# Problem requirements
Return every line from the records below that has the word "content".

BEGIN Data provided

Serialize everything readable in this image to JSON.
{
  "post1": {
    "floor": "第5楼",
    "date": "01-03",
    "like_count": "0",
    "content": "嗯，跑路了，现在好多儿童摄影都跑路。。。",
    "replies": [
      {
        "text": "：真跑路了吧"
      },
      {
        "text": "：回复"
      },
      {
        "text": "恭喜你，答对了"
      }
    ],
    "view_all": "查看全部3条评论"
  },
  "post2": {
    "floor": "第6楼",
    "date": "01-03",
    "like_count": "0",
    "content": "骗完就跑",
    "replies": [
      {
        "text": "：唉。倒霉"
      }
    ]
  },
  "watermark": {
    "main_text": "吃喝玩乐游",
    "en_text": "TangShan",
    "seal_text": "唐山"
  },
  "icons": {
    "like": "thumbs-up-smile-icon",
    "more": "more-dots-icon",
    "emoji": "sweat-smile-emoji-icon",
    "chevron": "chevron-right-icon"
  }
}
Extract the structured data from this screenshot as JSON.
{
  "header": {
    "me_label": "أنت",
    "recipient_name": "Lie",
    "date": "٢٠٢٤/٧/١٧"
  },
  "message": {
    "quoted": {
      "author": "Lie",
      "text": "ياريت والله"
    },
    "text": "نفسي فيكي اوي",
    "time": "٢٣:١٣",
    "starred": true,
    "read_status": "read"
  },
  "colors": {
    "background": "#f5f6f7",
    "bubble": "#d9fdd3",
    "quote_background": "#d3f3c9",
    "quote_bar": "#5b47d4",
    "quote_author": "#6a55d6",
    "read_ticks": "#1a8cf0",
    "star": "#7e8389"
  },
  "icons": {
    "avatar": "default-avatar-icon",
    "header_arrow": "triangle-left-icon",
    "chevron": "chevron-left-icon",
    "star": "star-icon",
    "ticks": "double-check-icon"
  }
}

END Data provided

# Your response
    "content": "嗯，跑路了，现在好多儿童摄影都跑路。。。",
    "content": "骗完就跑",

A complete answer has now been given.